Lean times are inspiring some striking -- and surprising -- looks in the bathroom. The Home section asked
Katherine E. Nelson, senior market editor for Metropolitan Home magazine, to assess the new products at the annual Kitchen/Bath Industry Show last weekend in Atlanta. The top five bath trends that Nelson noted:
Fashion's favorite shade presented stylish new options for tubs and sinks.
"Ninety percent of our bath offerings will stay in white, but for the premium segment, black has become an important color," said Martin Koch, chief communication officer of Kaldewei, which introduced a stunning, free-standing black-enameled steel bathtub called the Luxxo Duo with a black-paneled mount ($14,500). Measuring about 6-foot-3 in length and 3-foot-4 in width, the tub offers a luxurious soak as well as a strong design statement.
"Private bath culture has become more about lifestyle and attitude," Koch said. "No one takes a bath simply for hygiene any more."
An array of new black fixtures also provided dramatic silhouettes. Standouts included Samuel Heath's Xenon, a masculine chrome-plated collection in matte black, Xenon and Toto's chic, high-efficiency Waza Noir faucet.
"Functional sculpture" is how Judd Lord, director of industrial design for Brizo, described the new trend in bathroom fixtures.
"While the kitchen space is still primarily task-driven, the bathroom has become more about escape and indulgence," Lord said. "This atmosphere lends itself to providing visual stimulus that's more artistic in nature."
Reflecting this sentiment, Brizo showed Virage, an appealingly serpentine spout and handle design that Lord said acts like "jewelry for the room." (The widespread lav in chrome is $500.) Another statement faucet: Hansa's LaTrava, a collaboration between Octopus Design and Bruno Sacco, the former head of design for Mercedes-Benz. LaTrava wowed with a diagonal spout whose flow of water tapers elegantly into the sink. Another shapely fixture, the sexy starburst La Scala from LaCava, offered an elegant update of the ubiquitous cross handles.
Improved technology has long been at the core of most new bath offerings, but this year bells and whistles gave way to smart solutions that make for easy and affordable upgrades.
"Now more than ever the trick is to do new technology not for its own sake, but in a way that truly matters to the consumer.

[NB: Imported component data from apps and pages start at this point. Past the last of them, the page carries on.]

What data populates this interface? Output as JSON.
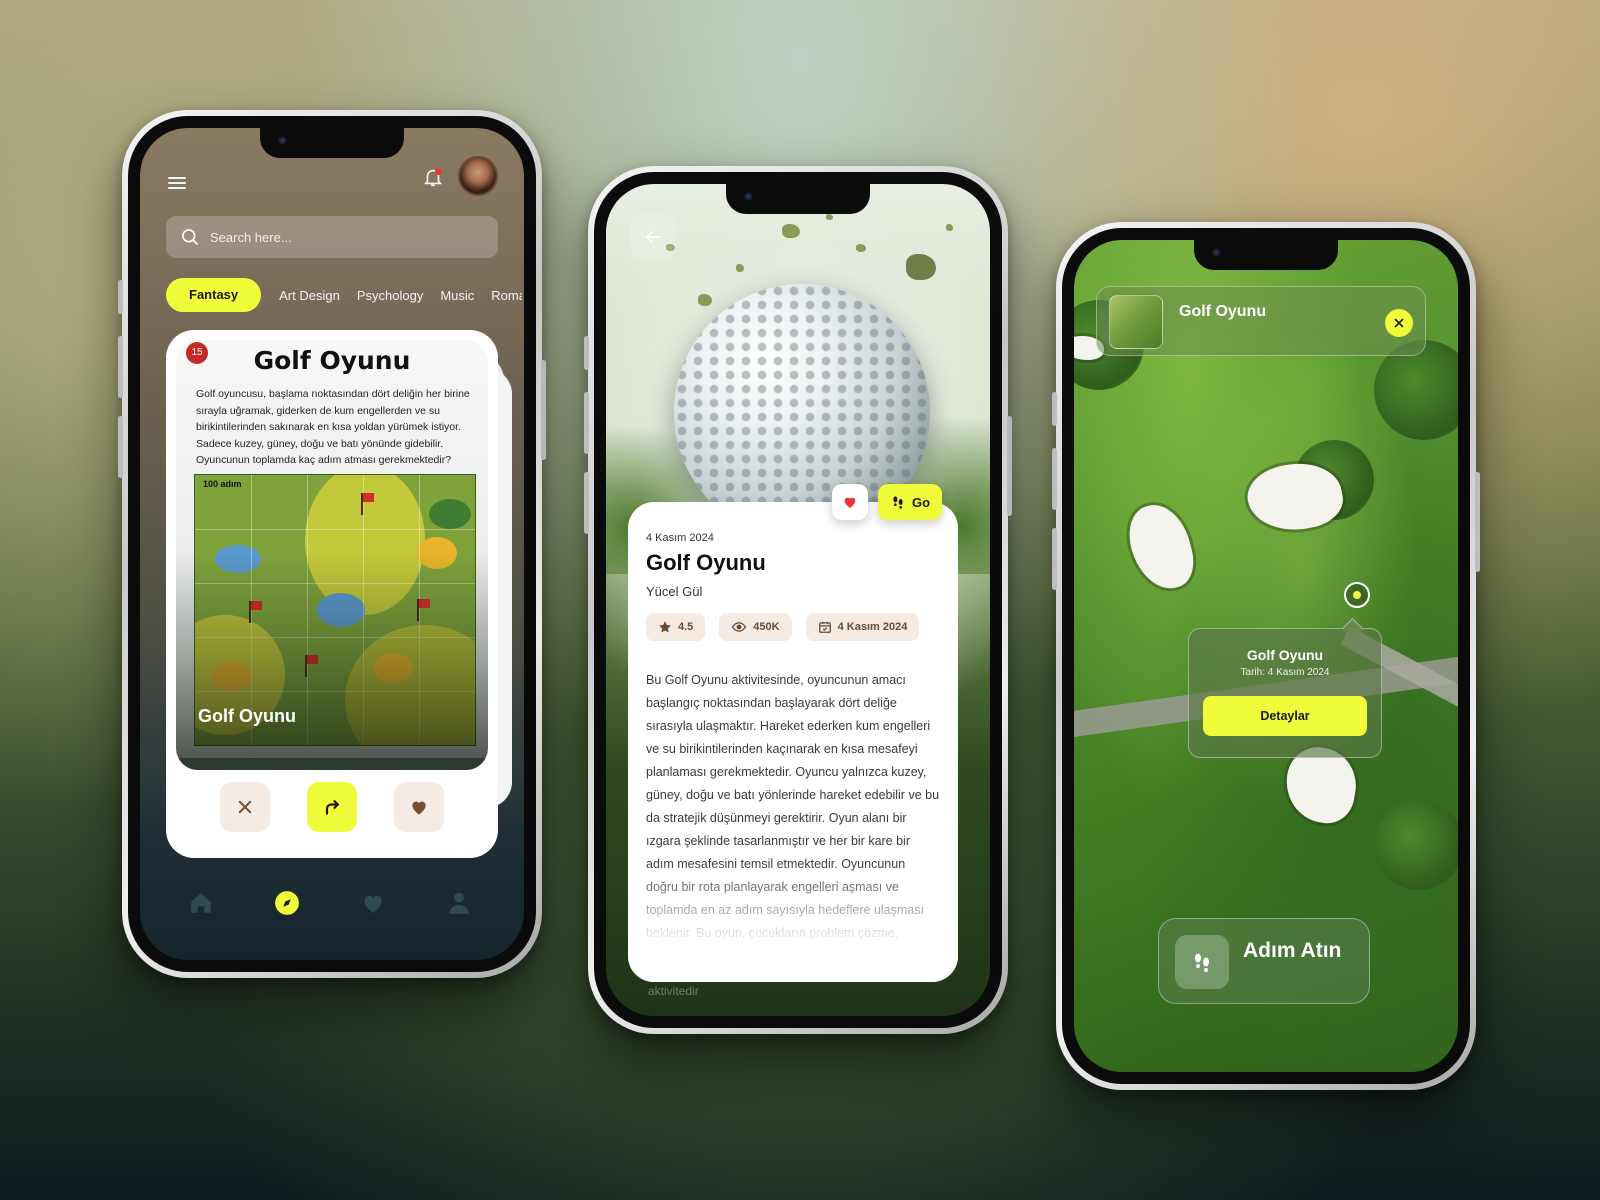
{
  "phone1": {
    "search": {
      "placeholder": "Search here..."
    },
    "categories": [
      "Fantasy",
      "Art Design",
      "Psychology",
      "Music",
      "Roma"
    ],
    "active_category": "Fantasy",
    "card": {
      "sheet_number": "15",
      "sheet_title": "Golf Oyunu",
      "sheet_text": "Golf oyuncusu, başlama noktasından dört deliğin her birine sırayla uğramak, giderken de kum engellerden ve su birikintilerinden sakınarak en kısa yoldan yürümek istiyor. Sadece kuzey, güney, doğu ve batı yönünde gidebilir. Oyuncunun toplamda kaç adım atması gerekmektedir?",
      "grid_label": "100 adım",
      "caption": "Golf Oyunu"
    },
    "actions": [
      "close-icon",
      "share-arrow-icon",
      "heart-icon"
    ],
    "tabbar": [
      "home-icon",
      "compass-icon",
      "heart-icon",
      "user-icon"
    ],
    "colors": {
      "accent": "#f0fb3a",
      "chip": "#f4ebe4",
      "chip_icon": "#7a4e30"
    }
  },
  "phone2": {
    "go_label": "Go",
    "date": "4 Kasım 2024",
    "title": "Golf Oyunu",
    "author": "Yücel Gül",
    "chips": [
      {
        "icon": "star-icon",
        "value": "4.5"
      },
      {
        "icon": "eye-icon",
        "value": "450K"
      },
      {
        "icon": "calendar-icon",
        "value": "4 Kasım 2024"
      }
    ],
    "description": "Bu Golf Oyunu aktivitesinde, oyuncunun amacı başlangıç noktasından başlayarak dört deliğe sırasıyla ulaşmaktır. Hareket ederken kum engelleri ve su birikintilerinden kaçınarak en kısa mesafeyi planlaması gerekmektedir. Oyuncu yalnızca kuzey, güney, doğu ve batı yönlerinde hareket edebilir ve bu da stratejik düşünmeyi gerektirir. Oyun alanı bir ızgara şeklinde tasarlanmıştır ve her bir kare bir adım mesafesini temsil etmektedir. Oyuncunun doğru bir rota planlayarak engelleri aşması ve toplamda en az adım sayısıyla hedeflere ulaşması beklenir. Bu oyun, çocukların problem çözme,",
    "bleed_text": "aktivitedir",
    "colors": {
      "heart": "#e53935",
      "accent": "#f0fb3a"
    }
  },
  "phone3": {
    "header_title": "Golf Oyunu",
    "popup": {
      "title": "Golf Oyunu",
      "date": "Tarih: 4 Kasım 2024",
      "button": "Detaylar"
    },
    "step_button": "Adım Atın"
  }
}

It's a value proposition," said Brian Barnett, product manager at Kohler, which introduced the Flipside hand shower.
The shower head ($107) has four sides, each devoted to a different spray. Rather than twist the shower face awkwardly, simply flip the head.
"A hand shower easily adds functionality to an existing shower," Barnett said. "Plus, it's great for kids, pets and cleaning."

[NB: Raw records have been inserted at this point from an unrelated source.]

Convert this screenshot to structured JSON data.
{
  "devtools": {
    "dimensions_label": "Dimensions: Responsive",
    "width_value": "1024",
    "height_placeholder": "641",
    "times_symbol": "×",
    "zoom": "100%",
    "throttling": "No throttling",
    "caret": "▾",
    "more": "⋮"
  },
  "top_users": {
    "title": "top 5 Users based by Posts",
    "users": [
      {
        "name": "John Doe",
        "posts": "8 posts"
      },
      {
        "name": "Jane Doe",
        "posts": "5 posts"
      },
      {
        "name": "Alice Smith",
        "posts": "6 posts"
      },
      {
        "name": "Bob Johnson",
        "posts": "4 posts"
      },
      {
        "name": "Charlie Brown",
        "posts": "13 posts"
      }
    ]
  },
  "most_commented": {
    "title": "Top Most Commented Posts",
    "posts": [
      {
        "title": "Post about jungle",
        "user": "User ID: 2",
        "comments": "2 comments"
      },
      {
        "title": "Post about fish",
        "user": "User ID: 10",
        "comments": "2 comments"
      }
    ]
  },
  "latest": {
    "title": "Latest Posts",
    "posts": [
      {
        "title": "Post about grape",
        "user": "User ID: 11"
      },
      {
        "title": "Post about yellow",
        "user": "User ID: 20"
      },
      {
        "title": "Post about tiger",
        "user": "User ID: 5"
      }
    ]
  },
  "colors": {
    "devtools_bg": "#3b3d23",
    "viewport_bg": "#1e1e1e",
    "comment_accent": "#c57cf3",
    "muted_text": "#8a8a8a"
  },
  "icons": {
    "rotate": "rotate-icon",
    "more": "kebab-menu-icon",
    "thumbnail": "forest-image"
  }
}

Another simple solution came from Robern, whose Uplift mirrored bath cabinet opens vertically to take advantage of underused wall space. The clutter-fighting cabinet comes with six electrical outlets and can be set flush with the countertop for a European look (starting at $2,000). Another smart upgrade, the Integrated Faucet with Water Filtration ($1,586) from Rohl, provides hot, cold and filtered water from a single faucet, eliminating the need for a separate tap or wasteful plastic bottles.

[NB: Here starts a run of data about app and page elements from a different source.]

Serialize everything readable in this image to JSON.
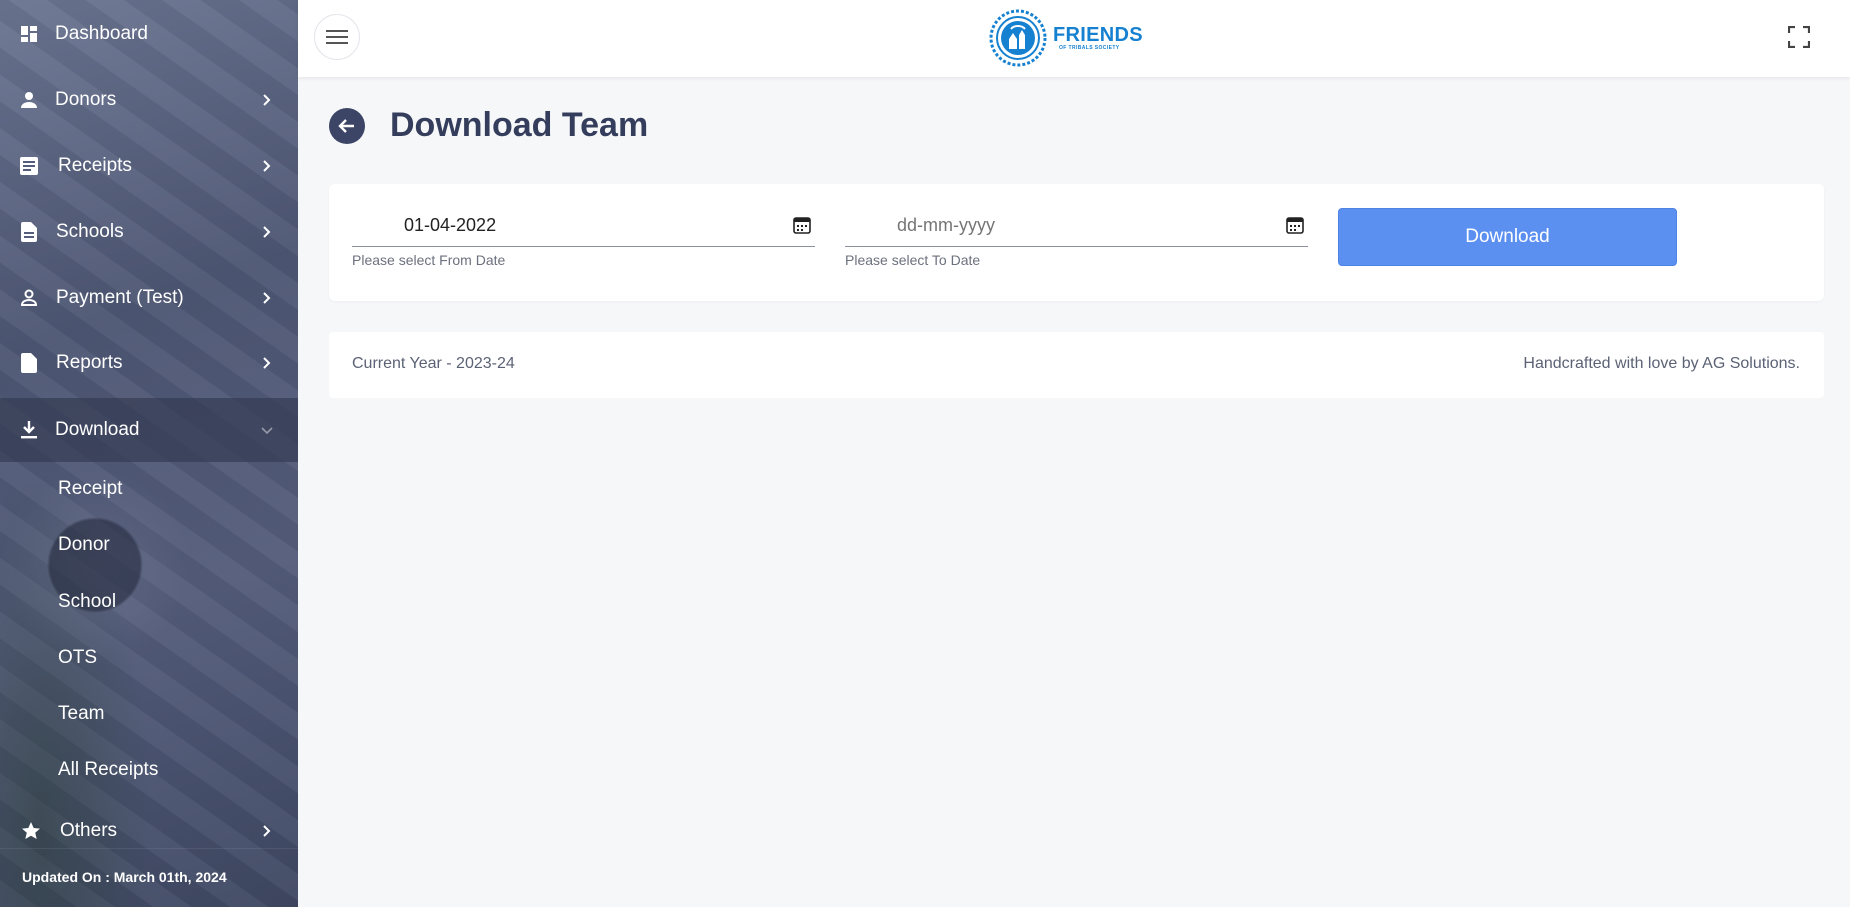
{
  "sidebar": {
    "items": [
      {
        "label": "Dashboard",
        "icon": "dashboard-icon"
      },
      {
        "label": "Donors",
        "icon": "person-icon"
      },
      {
        "label": "Receipts",
        "icon": "list-icon"
      },
      {
        "label": "Schools",
        "icon": "document-icon"
      },
      {
        "label": "Payment (Test)",
        "icon": "person-outline-icon"
      },
      {
        "label": "Reports",
        "icon": "document-icon"
      },
      {
        "label": "Download",
        "icon": "download-icon",
        "expanded": true
      },
      {
        "label": "Others",
        "icon": "star-icon"
      }
    ],
    "download_subitems": [
      "Receipt",
      "Donor",
      "School",
      "OTS",
      "Team",
      "All Receipts"
    ],
    "updated_text": "Updated On : March 01th, 2024"
  },
  "header": {
    "logo_title": "FRIENDS",
    "logo_subtitle": "OF TRIBALS SOCIETY",
    "brand_color": "#1681d0"
  },
  "main": {
    "page_title": "Download Team",
    "from_date": {
      "value": "01-04-2022",
      "hint": "Please select From Date"
    },
    "to_date": {
      "placeholder": "dd-mm-yyyy",
      "hint": "Please select To Date"
    },
    "download_label": "Download",
    "accent_color": "#5b8ff0"
  },
  "footer": {
    "left": "Current Year - 2023-24",
    "right": "Handcrafted with love by AG Solutions."
  }
}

Romantic designs emphasized how the bathroom has become an expressive space where one can escape and luxuriate. For Kallista, noted designer Bill Sofield launched his elegant Jeton collection, which includes a marble-topped vanity, jewel-cut fixtures and accessories, and lustrous hand-polished finishes.
Difficult times, Sofield said, are "when you see glamour really shine." He described his collection as "a little glitter and a lot of poise."
"More and more, people want to feel that what they are buying is very considered. Ideally, it will be around for generations."
Several designs transformed surfaces into works of art, such as Ann Sacks' stunning Blake Studios clay and porcelain 11-inch square tiles, which are individually hand-carved without molds or dies. Cosentino's Prexury collection of counters and wall surfaces includes semiprecious stones such as angel jasper and amethyst.
Villeroy & Boch's two new bathroom collections, Memento and La Belle, also got glamorous by featuring elegant bath furniture and basins with sensuous lines and decorative floral and metallic flourishes.
Despite the economic downturn, a continued investment in green design was evident at the show.
"Green design is about empowering consumers to be more responsible," said Michael Beyerle, General Electric's innovation marketing manager. "We want people to be able to enjoy luxuries and benefits in terms of showering and washing without paying too much as energy costs continue to escalate."
GE introduced a new hybrid hot-water heater, the first Energy Star model on the market, which fits the same footprint and uses the same hookups as a typical 50-gallon electric model but uses about 50% less energy.
Another easy way for consumers to go green is to make sure all faucets and fixtures carry the Water Sense label, like Moen's new Envi Eco-Performance rain shower head ($194). It uses up to 20% less water than a standard rain shower.
Toto showcased a poetic new Aimes rain shower design that's also planet-friendly. The ambient LED illumination is hydro-powered, harnessing the flow of water through the shower head to turn internal turbines and power the light -- no hard wiring or batteries needed.